What the task requires:
Within the entries that follow, show each line where the word "highlight" occurs.

Extracted entries:
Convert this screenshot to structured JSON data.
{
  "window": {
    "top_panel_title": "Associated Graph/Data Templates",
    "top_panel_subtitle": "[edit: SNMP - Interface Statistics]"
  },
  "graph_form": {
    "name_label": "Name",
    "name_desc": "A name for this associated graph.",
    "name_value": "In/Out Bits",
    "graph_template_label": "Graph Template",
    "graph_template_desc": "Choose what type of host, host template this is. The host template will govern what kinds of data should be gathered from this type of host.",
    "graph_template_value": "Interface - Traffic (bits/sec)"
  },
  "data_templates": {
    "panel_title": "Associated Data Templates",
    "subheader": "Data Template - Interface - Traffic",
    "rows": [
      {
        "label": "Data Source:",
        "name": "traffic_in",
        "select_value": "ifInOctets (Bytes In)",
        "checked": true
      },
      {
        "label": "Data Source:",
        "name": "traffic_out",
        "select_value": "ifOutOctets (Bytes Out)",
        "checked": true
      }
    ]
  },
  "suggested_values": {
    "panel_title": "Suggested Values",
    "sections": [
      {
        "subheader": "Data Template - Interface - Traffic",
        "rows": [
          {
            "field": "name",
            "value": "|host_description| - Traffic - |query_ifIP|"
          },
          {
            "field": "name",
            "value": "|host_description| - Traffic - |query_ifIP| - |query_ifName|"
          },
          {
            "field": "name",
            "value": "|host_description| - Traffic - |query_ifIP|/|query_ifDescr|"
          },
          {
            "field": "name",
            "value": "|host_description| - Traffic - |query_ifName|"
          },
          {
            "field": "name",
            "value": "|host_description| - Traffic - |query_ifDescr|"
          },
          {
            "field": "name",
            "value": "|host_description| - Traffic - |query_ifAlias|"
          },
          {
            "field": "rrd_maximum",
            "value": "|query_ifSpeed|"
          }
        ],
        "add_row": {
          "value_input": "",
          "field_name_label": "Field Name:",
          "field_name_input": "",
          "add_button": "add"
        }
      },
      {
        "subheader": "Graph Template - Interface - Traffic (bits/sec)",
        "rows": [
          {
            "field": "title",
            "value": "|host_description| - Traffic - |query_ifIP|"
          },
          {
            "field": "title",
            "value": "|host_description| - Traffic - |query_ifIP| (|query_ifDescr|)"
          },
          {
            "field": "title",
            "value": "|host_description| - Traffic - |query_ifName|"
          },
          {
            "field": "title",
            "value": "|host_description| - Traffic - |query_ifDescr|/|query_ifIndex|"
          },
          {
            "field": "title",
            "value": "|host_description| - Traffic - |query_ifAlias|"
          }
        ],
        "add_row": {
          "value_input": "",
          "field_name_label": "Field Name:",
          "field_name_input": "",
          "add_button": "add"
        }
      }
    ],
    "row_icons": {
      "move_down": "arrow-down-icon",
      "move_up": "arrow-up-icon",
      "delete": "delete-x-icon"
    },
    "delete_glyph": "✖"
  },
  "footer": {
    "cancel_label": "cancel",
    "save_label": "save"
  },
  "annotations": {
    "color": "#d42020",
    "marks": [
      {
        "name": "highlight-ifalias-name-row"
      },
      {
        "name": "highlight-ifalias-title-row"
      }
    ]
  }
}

Expected answer:
        "name": "highlight-ifalias-name-row"
        "name": "highlight-ifalias-title-row"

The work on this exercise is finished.